WASHINGTON (Reuters) – The Trump administration ratcheted up pressure on Venezuela’s President Nicolas Maduro on Wednesday, announcing U.S. recognition of the country’s opposition leader as interim president and signaling potential new sanctions against its vital oil sector.
Juan Guaido, President of Venezuela’s National Assembly, greets supporters during a rally against Venezuelan President Nicolas Maduro’s government and to commemorate the 61st anniversary of the end of the dictatorship of Marcos Perez Jimenez in Caracas, Venezuela January 23, 2019. REUTERS/Carlos Garcia Rawlins
With street protests against Maduro underway across Venezuela, Trump said the United States recognized Juan Guaido, head of the opposition-controlled Congress, as the country’s leader and called socialist President Nicolas Maduro’s government “illegitimate.”
“I will continue to use the full weight of United States economic and diplomatic power to press for the restoration of Venezuelan democracy,” Trump said in a statement, encouraging other governments in the Western Hemisphere to also recognize Guaido.
The administration had been waiting to issue its announcement after Guaido had been sworn in as the country’s temporary president on Wednesday, people familiar with the matter told Reuters.
U.S. Secretary of State Mike Pompeo, in a statement, called on Maduro to step aside and urged the country’s military to support efforts to restore democracy.
Venezuelan opposition sympathizers had been urging Guaido to assume the presidency since Maduro was inaugurated to a second term on Jan. 10 following a widely boycotted election last year that the United States and many other foreign governments described as fraudulent.

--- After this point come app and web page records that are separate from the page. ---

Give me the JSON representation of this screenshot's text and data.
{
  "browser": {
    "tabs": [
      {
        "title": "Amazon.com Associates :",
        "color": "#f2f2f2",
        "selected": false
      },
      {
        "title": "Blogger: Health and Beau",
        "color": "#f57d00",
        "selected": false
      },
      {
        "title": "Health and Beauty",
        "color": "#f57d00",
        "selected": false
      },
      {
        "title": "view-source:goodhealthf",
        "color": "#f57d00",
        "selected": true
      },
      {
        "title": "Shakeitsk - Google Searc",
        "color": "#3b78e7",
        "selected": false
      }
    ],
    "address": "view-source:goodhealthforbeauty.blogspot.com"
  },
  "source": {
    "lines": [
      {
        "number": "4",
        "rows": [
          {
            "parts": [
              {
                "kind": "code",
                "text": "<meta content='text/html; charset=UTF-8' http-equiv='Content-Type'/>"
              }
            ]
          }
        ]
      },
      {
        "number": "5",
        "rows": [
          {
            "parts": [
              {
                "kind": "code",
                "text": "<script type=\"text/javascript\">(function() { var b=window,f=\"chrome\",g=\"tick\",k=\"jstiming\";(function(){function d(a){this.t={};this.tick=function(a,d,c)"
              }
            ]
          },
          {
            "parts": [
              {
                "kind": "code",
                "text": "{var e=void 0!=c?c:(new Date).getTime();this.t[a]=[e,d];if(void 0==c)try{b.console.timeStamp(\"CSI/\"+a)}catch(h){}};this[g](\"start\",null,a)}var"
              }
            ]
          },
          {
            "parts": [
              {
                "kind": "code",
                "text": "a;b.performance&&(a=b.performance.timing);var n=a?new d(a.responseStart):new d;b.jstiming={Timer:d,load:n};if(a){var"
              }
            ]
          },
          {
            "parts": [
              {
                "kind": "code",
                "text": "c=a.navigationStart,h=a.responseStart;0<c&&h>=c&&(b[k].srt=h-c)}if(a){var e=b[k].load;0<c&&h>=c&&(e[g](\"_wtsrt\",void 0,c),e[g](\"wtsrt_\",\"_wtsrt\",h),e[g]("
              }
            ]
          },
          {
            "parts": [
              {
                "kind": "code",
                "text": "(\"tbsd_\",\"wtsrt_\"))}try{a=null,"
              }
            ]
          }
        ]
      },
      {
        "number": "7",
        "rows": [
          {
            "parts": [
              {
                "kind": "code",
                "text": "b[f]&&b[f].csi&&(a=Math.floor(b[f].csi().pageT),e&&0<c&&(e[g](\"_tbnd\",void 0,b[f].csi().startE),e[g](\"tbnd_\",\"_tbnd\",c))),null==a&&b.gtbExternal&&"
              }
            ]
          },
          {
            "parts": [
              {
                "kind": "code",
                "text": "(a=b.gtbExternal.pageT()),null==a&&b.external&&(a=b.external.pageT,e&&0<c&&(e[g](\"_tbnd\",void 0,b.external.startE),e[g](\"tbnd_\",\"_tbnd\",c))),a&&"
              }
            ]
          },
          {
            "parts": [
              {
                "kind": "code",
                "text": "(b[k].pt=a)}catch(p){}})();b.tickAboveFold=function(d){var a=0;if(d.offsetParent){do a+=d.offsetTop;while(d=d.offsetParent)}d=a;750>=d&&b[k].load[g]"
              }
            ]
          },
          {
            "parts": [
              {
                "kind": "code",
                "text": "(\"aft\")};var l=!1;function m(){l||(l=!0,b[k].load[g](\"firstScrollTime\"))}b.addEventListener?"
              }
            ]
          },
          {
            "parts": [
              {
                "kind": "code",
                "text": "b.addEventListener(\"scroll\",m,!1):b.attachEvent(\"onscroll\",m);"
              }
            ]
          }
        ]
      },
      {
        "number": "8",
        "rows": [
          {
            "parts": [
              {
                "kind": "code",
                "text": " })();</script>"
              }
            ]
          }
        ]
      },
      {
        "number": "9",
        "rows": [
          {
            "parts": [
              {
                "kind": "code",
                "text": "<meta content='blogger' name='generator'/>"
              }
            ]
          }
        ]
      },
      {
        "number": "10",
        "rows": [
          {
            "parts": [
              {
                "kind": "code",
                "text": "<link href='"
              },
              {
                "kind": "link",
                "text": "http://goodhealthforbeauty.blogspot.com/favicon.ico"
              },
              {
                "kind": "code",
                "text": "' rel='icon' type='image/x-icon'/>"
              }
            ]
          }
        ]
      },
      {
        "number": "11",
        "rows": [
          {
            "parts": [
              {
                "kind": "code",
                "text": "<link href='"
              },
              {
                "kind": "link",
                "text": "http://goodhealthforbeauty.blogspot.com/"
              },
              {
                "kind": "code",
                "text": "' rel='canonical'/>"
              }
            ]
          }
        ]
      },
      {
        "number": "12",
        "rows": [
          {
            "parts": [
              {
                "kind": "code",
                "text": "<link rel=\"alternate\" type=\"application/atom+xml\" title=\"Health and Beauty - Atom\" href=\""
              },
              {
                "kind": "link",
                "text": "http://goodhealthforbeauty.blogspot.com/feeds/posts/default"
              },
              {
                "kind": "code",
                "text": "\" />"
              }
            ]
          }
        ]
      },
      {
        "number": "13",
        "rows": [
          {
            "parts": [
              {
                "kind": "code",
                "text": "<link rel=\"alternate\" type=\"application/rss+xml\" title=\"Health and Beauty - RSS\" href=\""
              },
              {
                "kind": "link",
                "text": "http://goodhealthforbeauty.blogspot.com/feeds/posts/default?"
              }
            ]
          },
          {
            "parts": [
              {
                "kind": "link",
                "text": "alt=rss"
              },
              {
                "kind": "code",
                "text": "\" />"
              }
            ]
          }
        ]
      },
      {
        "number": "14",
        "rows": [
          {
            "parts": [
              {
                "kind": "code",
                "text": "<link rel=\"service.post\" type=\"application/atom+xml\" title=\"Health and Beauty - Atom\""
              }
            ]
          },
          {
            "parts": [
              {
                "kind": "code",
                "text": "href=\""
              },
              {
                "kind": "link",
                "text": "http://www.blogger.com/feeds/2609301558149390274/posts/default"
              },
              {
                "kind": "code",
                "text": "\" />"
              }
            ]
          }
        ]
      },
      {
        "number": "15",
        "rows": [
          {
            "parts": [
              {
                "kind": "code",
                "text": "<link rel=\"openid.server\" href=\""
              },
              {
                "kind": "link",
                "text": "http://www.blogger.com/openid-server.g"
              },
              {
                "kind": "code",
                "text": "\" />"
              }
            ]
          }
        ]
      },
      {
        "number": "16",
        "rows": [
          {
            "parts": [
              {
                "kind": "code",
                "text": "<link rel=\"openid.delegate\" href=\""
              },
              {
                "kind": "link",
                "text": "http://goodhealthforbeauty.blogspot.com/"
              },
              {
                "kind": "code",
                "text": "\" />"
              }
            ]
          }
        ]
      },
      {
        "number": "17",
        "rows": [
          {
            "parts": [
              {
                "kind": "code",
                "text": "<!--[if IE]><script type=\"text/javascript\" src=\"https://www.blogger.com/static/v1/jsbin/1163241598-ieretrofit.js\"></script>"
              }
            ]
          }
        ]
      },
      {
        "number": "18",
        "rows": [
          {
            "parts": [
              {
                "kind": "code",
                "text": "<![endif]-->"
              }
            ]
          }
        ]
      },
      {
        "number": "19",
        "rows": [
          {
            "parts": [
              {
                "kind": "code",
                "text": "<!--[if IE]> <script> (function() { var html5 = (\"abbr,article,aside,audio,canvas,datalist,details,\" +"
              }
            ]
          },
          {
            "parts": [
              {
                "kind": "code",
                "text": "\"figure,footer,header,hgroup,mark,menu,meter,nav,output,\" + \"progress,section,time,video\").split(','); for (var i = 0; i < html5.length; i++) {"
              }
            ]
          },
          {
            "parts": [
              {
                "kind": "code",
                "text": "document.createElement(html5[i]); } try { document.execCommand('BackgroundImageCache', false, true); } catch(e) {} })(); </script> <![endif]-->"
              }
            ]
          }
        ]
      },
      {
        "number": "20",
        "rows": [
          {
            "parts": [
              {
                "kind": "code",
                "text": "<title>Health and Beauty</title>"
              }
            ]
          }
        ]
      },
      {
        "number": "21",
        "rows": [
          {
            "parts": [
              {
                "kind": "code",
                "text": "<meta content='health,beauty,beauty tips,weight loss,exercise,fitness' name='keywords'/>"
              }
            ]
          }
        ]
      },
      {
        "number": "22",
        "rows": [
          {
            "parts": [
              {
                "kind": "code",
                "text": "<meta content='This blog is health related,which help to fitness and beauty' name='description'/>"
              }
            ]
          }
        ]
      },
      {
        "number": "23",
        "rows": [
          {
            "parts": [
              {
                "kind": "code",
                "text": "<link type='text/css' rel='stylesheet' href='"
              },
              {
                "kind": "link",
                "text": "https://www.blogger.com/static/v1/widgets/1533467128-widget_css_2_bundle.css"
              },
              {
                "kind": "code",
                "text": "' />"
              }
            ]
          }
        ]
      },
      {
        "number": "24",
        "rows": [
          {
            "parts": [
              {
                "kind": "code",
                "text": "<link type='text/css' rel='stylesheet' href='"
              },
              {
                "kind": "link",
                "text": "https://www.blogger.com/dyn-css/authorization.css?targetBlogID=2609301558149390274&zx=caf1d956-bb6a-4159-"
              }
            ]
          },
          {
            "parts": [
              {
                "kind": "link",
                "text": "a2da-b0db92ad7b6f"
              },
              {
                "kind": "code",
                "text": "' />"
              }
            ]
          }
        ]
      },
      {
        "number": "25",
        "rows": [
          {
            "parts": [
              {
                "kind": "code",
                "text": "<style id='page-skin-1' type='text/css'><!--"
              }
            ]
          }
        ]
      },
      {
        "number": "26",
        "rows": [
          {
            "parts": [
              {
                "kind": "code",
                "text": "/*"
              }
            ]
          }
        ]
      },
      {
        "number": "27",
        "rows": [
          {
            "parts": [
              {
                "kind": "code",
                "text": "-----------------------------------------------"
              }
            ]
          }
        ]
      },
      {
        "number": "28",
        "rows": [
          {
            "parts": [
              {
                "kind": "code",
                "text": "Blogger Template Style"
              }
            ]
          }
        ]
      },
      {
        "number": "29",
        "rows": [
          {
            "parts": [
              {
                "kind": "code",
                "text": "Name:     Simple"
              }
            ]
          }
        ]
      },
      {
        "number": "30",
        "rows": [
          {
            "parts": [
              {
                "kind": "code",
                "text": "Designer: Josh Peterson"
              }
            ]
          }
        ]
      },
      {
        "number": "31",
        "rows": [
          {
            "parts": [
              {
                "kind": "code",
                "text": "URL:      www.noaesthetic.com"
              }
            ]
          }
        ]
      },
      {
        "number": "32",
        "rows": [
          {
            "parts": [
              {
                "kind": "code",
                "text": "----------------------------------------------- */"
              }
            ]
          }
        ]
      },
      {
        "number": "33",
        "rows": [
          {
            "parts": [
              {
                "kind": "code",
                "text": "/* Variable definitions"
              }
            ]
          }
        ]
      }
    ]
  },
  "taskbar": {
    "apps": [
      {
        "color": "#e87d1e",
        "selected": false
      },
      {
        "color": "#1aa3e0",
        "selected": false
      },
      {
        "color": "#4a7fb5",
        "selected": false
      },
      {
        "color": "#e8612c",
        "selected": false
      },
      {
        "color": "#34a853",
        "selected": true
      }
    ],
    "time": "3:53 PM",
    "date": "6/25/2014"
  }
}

The 35-year-old Guaido has energized the opposition with a campaign to declare Maduro a usurper and has promised a transition to a new government in a nation suffering a hyperinflationary economic collapse.
Guaido, a newcomer on the national scene who was elected to head Congress on Jan. 5, had said earlier he was willing to replace Maduro if he had the support of the military, with the aim of then calling for free elections.
U.S. officials in recent days had stated openly that Maduro no longer had a legitimate claim on power.
The sources acknowledged that formal recognition of Guaido would be complicated by questions of how to deal with Venezuela’s U.S.-based diplomats and who would now control its bank accounts and other U.S. assets.
It was also unknown whether Guaido and the opposition-controlled Congress would now try to exert control over Citgo, the U.S. refining arm of Venezuela’s state-run oil company PDVSA.
Such a move could also backfire if Maduro used Guaido’s swearing-in and U.S. recognition of him as a pretext to take action such as detaining him.
Canada also plans to recognize Guaido, a Canadian government official said on Wednesday.
OIL SANCTIONS UNDER REVIEW
Adding to pressure on Maduro, multiple sources said the Trump administration could impose new U.S. sanctions on Venezuela’s vital oil sector as soon as this week if the political situation there deteriorates further.
U.S. officials are considering a range of potential measures, including restricting U.S. imports of Venezuelan oil or even a full ban, to punish Maduro’s government, but no final decisions have been made as Washington closely watches the street protests unfolding in the country, two people familiar with the matter told Reuters.
Two other sources briefed on the matter said the U.S. administration had privately informed U.S. energy companies of its deliberations.
The administration’s decision on whether to go ahead could depend on how harshly Maduro cracks down on protesters and how he responds to Guaido’s swearing-in, several of the sources said.
Since late last year, the White House has also been considering whether to put Venezuela’s on the U.S. list of state sponsors of terrorism, U.S. officials have said.
The White House has been growing frustrated with existing sanctions on Venezuela which have so far spared oil exports, feeling they have not had the desired effect.
Cutting off Venezuela’s exports would choke off revenue to the Western Hemisphere’s only OPEC member-nation.
The United States has held off on broad, oil-related measures for now, mindful of the potential not only for deepening the suffering of the Venezuelan people but also the risk of causing problems for U.S. companies and consumers.
U.S. refiners such as Valero, Chevron and PBF Energy have had discussions about the possibility of such sanctions with the Trump administration in recent weeks, and companies have already started bidding up prices for alternative types of crude to replace the Venezuelan grades.
The sources said it was unclear whether a crude ban, if initiated, would be phased in or immediate, or whether it would also seek to cut off Venezuela’s ability to sell oil to other international buyers.
Venezuelan crude exports to the United States last year fell 15 percent to the lowest annual average in nearly three decades, according to Refinitiv Eikon data, as fast-declining oil output and financial sanctions continued to hit sales.
Still, some U.S. refineries have equipment specifically designed for heavy grades of crude like those from Venezuela. They imported about 500,000 barrels per day (bpd) last year, according to the U.S. Energy Information Administration.
Reporting by Matt Spetalnick, Roberta Rampton and Jarrett Renshaw; additional reporting by Patricia Zengerle; editing by Tom Brown and James Dalgleish